Sheet Metal Folder

I made my first metal folder to fold aluminium for a race car interior. This involved pieces of 22 swg aluminium up to 4' long. It coped with 4' of 22 swg steel and 16swg aluminium, the latter required larger clamps though.

Since then I have made quite a few, they usually get cut up and the metal used for something else, I don't have enough metal or enough space to keep them. Most of the first folder is currently used as a hydraulic press:-)

 


Figure 1. One I made earlier. Well it managed that scrap of ali' OK.

Figure 2 End view of folder, showing how a bend is made.

 

The basic principle is a hinge. Like the Stiff records T shirt said "If It Aint Stiff It Aint Worth A Fuck", If you try to bend a couple of foot of 16 swg the folder needs to be pretty stiff. The folder I made last weekend was OK forming some small 12swg patches for a landy chassis, the longest patch was 8" long, conveniently that was the length of the folder.

I have taken a couple of photos, bear in mind this is made from scrap and fairly quickly, even so it can put neat bends in sheet quickly and accurately.

Figure 2 should have a piece of metal in it really, this illustrates the principle, just a hinge. This folder is 1/4 x 2" angle and the clamp is 1/2" x 2". The clamp piece is a bit that had been used previously as a clamp, except it had been used near vertically before, the angled face was bearing down on the sheet. If I had been able to find some tube to weld to it to mount it like that again I would of done, it wasn't stiff enough just bolted down.

A basic pan folder is the same as this except it uses loose fingers instead of the clamp strip.
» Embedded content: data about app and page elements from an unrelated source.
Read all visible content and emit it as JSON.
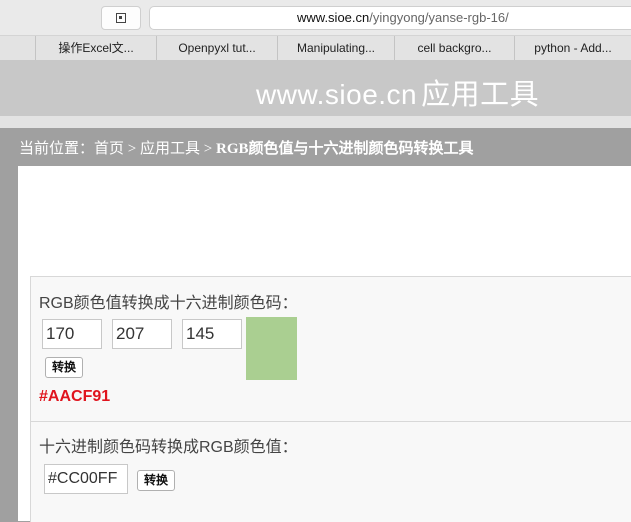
{
  "browser": {
    "url_host": "www.sioe.cn",
    "url_path": "/yingyong/yanse-rgb-16/",
    "bookmarks": [
      "",
      "操作Excel文...",
      "Openpyxl tut...",
      "Manipulating...",
      "cell backgro...",
      "python - Add..."
    ]
  },
  "site": {
    "title_en": "www.sioe.cn",
    "title_cn": "应用工具"
  },
  "breadcrumb": {
    "prefix": "当前位置：",
    "home": "首页",
    "sep1": " > ",
    "section": "应用工具",
    "sep2": " > ",
    "current": "RGB颜色值与十六进制颜色码转换工具"
  },
  "rgb_to_hex": {
    "heading": "RGB颜色值转换成十六进制颜色码：",
    "r": "170",
    "g": "207",
    "b": "145",
    "swatch_color": "#aacf91",
    "convert_label": "转换",
    "result": "#AACF91"
  },
  "hex_to_rgb": {
    "heading": "十六进制颜色码转换成RGB颜色值：",
    "hex_value": "#CC00FF",
    "convert_label": "转换"
  },
  "colors": {
    "result_text": "#e0141e",
    "header_bg": "#c8c8c8"
  }
}
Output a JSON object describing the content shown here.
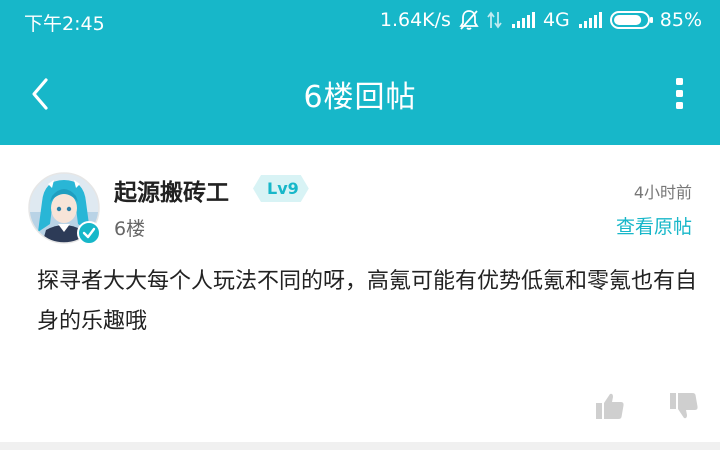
{
  "status_bar": {
    "time": "下午2:45",
    "network_speed": "1.64K/s",
    "network_type": "4G",
    "battery_percent": "85%",
    "battery_level": 0.85
  },
  "header": {
    "title": "6楼回帖",
    "back_icon": "chevron-left-icon",
    "more_icon": "more-vertical-icon"
  },
  "post": {
    "username": "起源搬砖工",
    "level": "Lv9",
    "floor": "6楼",
    "time_ago": "4小时前",
    "view_original_label": "查看原帖",
    "content": "探寻者大大每个人玩法不同的呀，高氪可能有优势低氪和零氪也有自身的乐趣哦",
    "like_icon": "thumbs-up-icon",
    "dislike_icon": "thumbs-down-icon"
  },
  "colors": {
    "accent": "#17b7c9",
    "text_primary": "#222222",
    "text_secondary": "#666666",
    "level_badge_bg": "#d8f3f5"
  }
}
I did a similar thing with one of my folders the body was built with high sides and an overhead clamping beam, basically I found a clamp that was the right length and used a couple of scissor jacks to clamp it down. I am told in a "proper" pan folder the clamp looks like segments of angle iron held by a clothes peg[?] with a clamp pushing them down, well I didn't really understand either.
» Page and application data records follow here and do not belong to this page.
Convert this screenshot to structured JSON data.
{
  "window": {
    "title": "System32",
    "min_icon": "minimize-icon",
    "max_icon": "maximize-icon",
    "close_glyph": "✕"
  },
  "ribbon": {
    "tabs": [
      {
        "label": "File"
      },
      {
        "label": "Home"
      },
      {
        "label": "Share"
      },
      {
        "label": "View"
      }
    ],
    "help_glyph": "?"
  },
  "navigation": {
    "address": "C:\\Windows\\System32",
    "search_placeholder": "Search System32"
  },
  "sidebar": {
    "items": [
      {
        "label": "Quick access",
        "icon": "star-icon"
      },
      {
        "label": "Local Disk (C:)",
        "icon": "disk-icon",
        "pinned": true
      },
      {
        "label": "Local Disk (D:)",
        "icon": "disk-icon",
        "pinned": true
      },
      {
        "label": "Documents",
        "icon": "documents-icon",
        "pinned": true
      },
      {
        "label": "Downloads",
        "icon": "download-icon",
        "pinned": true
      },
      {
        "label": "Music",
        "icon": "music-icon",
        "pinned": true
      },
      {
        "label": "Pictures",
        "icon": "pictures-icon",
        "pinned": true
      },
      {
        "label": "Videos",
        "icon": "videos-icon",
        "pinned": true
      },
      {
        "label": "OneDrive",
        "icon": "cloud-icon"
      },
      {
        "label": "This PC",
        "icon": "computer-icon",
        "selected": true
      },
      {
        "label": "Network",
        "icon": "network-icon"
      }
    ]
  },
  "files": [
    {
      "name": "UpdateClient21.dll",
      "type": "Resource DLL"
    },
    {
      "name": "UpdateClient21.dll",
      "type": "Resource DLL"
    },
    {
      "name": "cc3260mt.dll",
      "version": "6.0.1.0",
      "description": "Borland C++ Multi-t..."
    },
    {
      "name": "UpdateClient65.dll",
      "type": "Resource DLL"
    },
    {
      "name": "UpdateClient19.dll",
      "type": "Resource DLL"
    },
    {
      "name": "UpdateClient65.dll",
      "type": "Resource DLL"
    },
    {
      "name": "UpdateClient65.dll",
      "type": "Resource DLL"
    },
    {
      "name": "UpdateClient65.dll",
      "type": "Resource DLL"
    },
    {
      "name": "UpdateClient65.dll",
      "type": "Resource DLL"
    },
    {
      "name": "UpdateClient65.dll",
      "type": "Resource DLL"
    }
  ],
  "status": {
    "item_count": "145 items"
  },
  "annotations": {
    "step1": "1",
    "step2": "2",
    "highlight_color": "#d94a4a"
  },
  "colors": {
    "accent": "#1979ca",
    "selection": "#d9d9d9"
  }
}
The place for material is probably a scrap yard. The folder body needs to be stiff enough to support the loads from the other parts, so if they are strong this needs to be. I have my eye on a piece of 10" deep rsj for the body of my next folder.
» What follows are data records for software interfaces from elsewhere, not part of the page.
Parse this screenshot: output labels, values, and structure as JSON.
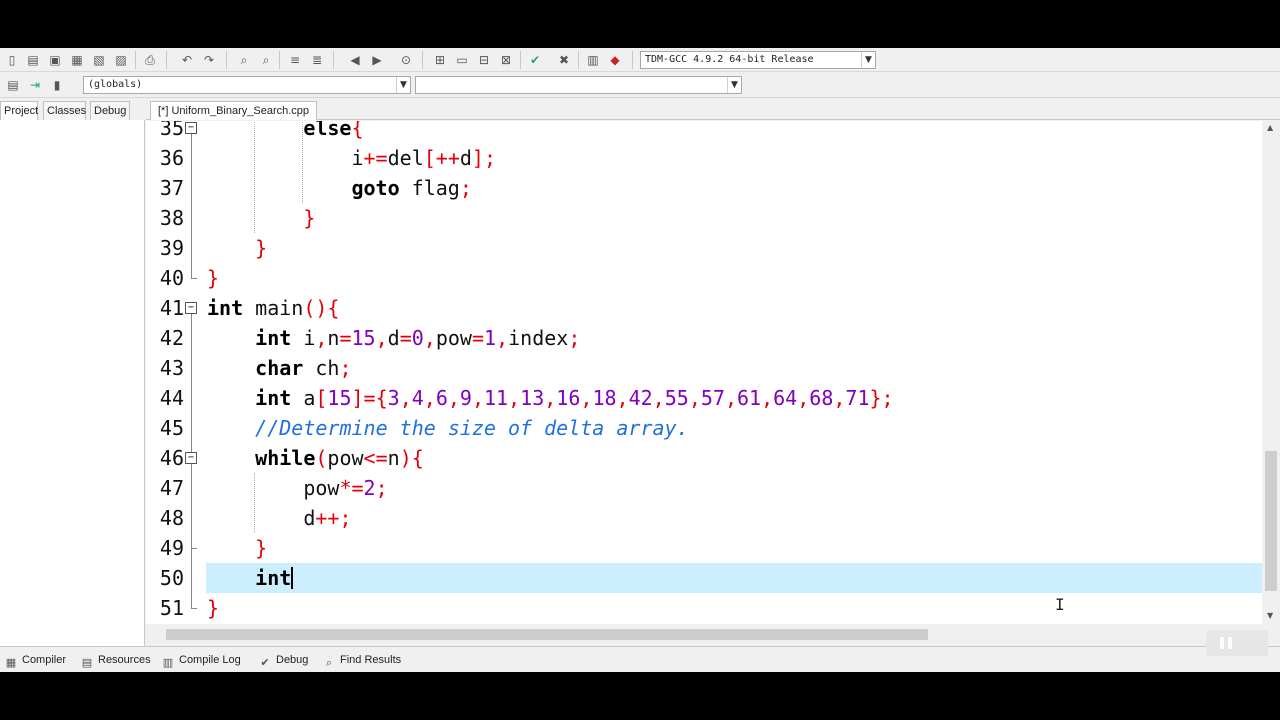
{
  "toolbar": {
    "icons": [
      "new-icon",
      "open-icon",
      "save-icon",
      "save-all-icon",
      "close-icon",
      "close-all-icon",
      "print-icon",
      "undo-icon",
      "redo-icon",
      "find-icon",
      "replace-icon",
      "indent-icon",
      "unindent-icon",
      "bookmark-prev-icon",
      "bookmark-next-icon",
      "goto-icon",
      "new-project-icon",
      "project-options-icon",
      "add-file-icon",
      "remove-file-icon",
      "check-icon",
      "stop-icon",
      "chart-icon",
      "profile-icon"
    ],
    "compiler_select": "TDM-GCC 4.9.2 64-bit Release",
    "scope_select": "(globals)",
    "symbol_select": ""
  },
  "left_panel": {
    "tabs": [
      "Project",
      "Classes",
      "Debug"
    ]
  },
  "editor": {
    "tab_label": "[*] Uniform_Binary_Search.cpp",
    "lines": [
      {
        "no": "35",
        "tokens": [
          [
            "kw",
            "else"
          ],
          [
            "sym",
            "{"
          ]
        ]
      },
      {
        "no": "36",
        "tokens": [
          [
            "t",
            "i"
          ],
          [
            "sym",
            "+="
          ],
          [
            "t",
            "del"
          ],
          [
            "sym",
            "[++"
          ],
          [
            "t",
            "d"
          ],
          [
            "sym",
            "];"
          ]
        ]
      },
      {
        "no": "37",
        "tokens": [
          [
            "kw",
            "goto"
          ],
          [
            "t",
            " flag"
          ],
          [
            "sym",
            ";"
          ]
        ]
      },
      {
        "no": "38",
        "tokens": [
          [
            "sym",
            "}"
          ]
        ]
      },
      {
        "no": "39",
        "tokens": [
          [
            "sym",
            "}"
          ]
        ]
      },
      {
        "no": "40",
        "tokens": [
          [
            "sym",
            "}"
          ]
        ]
      },
      {
        "no": "41",
        "tokens": [
          [
            "kw",
            "int"
          ],
          [
            "t",
            " main"
          ],
          [
            "sym",
            "(){"
          ]
        ]
      },
      {
        "no": "42",
        "tokens": [
          [
            "kw",
            "int"
          ],
          [
            "t",
            " i"
          ],
          [
            "sym",
            ","
          ],
          [
            "t",
            "n"
          ],
          [
            "sym",
            "="
          ],
          [
            "num",
            "15"
          ],
          [
            "sym",
            ","
          ],
          [
            "t",
            "d"
          ],
          [
            "sym",
            "="
          ],
          [
            "num",
            "0"
          ],
          [
            "sym",
            ","
          ],
          [
            "t",
            "pow"
          ],
          [
            "sym",
            "="
          ],
          [
            "num",
            "1"
          ],
          [
            "sym",
            ","
          ],
          [
            "t",
            "index"
          ],
          [
            "sym",
            ";"
          ]
        ]
      },
      {
        "no": "43",
        "tokens": [
          [
            "kw",
            "char"
          ],
          [
            "t",
            " ch"
          ],
          [
            "sym",
            ";"
          ]
        ]
      },
      {
        "no": "44",
        "tokens": [
          [
            "kw",
            "int"
          ],
          [
            "t",
            " a"
          ],
          [
            "sym",
            "["
          ],
          [
            "num",
            "15"
          ],
          [
            "sym",
            "]={"
          ],
          [
            "num",
            "3"
          ],
          [
            "sym",
            ","
          ],
          [
            "num",
            "4"
          ],
          [
            "sym",
            ","
          ],
          [
            "num",
            "6"
          ],
          [
            "sym",
            ","
          ],
          [
            "num",
            "9"
          ],
          [
            "sym",
            ","
          ],
          [
            "num",
            "11"
          ],
          [
            "sym",
            ","
          ],
          [
            "num",
            "13"
          ],
          [
            "sym",
            ","
          ],
          [
            "num",
            "16"
          ],
          [
            "sym",
            ","
          ],
          [
            "num",
            "18"
          ],
          [
            "sym",
            ","
          ],
          [
            "num",
            "42"
          ],
          [
            "sym",
            ","
          ],
          [
            "num",
            "55"
          ],
          [
            "sym",
            ","
          ],
          [
            "num",
            "57"
          ],
          [
            "sym",
            ","
          ],
          [
            "num",
            "61"
          ],
          [
            "sym",
            ","
          ],
          [
            "num",
            "64"
          ],
          [
            "sym",
            ","
          ],
          [
            "num",
            "68"
          ],
          [
            "sym",
            ","
          ],
          [
            "num",
            "71"
          ],
          [
            "sym",
            "};"
          ]
        ]
      },
      {
        "no": "45",
        "tokens": [
          [
            "cmt",
            "//Determine the size of delta array."
          ]
        ]
      },
      {
        "no": "46",
        "tokens": [
          [
            "kw",
            "while"
          ],
          [
            "sym",
            "("
          ],
          [
            "t",
            "pow"
          ],
          [
            "sym",
            "<="
          ],
          [
            "t",
            "n"
          ],
          [
            "sym",
            "){"
          ]
        ]
      },
      {
        "no": "47",
        "tokens": [
          [
            "t",
            "pow"
          ],
          [
            "sym",
            "*="
          ],
          [
            "num",
            "2"
          ],
          [
            "sym",
            ";"
          ]
        ]
      },
      {
        "no": "48",
        "tokens": [
          [
            "t",
            "d"
          ],
          [
            "sym",
            "++;"
          ]
        ]
      },
      {
        "no": "49",
        "tokens": [
          [
            "sym",
            "}"
          ]
        ]
      },
      {
        "no": "50",
        "tokens": [
          [
            "kw",
            "int"
          ]
        ]
      },
      {
        "no": "51",
        "tokens": [
          [
            "sym",
            "}"
          ]
        ]
      }
    ]
  },
  "bottom_tabs": [
    {
      "label": "Compiler",
      "icon": "compiler-icon"
    },
    {
      "label": "Resources",
      "icon": "resources-icon"
    },
    {
      "label": "Compile Log",
      "icon": "compile-log-icon"
    },
    {
      "label": "Debug",
      "icon": "debug-icon"
    },
    {
      "label": "Find Results",
      "icon": "find-results-icon"
    }
  ],
  "colors": {
    "keyword": "#000000",
    "symbol": "#e0000c",
    "number": "#8000c0",
    "comment": "#2070e0",
    "current_line": "#cceeff"
  }
}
The folder part is much better if it is made from flat stock with a bit of angle bolted to it, that way you can unbolt the angle if you need a bend close to another bend and in the opposite direction, s bend.

The clamp piece needs accurately locating, if you think about radius of bend and metal thickness you can see what I mean. In Figure 1 2x6mm socket heads can be seen these are locating the clamp, the two sets of holes are for 0.083" and 0.061" sheet. You need to overbend slightly when making a bend, to get consistant bends stops are very handy. Bolting the clamping piece down rather than some sort of clamp is fine, you need to be able to get the clamp out easily when bending a channel.

My hinges are 4 pieces of thickwall tube, I just cut a 2"x1"slot in the ends of the angle and welded the tubes in. The hinge pins are some 1/2" socket heads. Each time I make one of these I make my hinges like this, the centre of the hinges should be the centre of the sheet bend radius, I haven't put the centre in the right place on this folder. It would be far better if the hinges had large diameter pins, an inch or so, and the position was adjustable so it could be located perfectly.

I should really go and look at a proper one to see how they are made, there is nothing worse than redesigning the wheel only to find they are round not octagonal.

 


Figure 3 Rendered view of autocad drawing, the rendering isn't getting any better. If it displays badly it's cos I didn't save it as websafe colours! I didn't bother drawing the handle and the bit that is welded on the body to hold it in a vice by.
   
       

 

 
     
  Cobbled together on the Friday 13th April 2001
by
Richard

{last modified 13 th april 2001}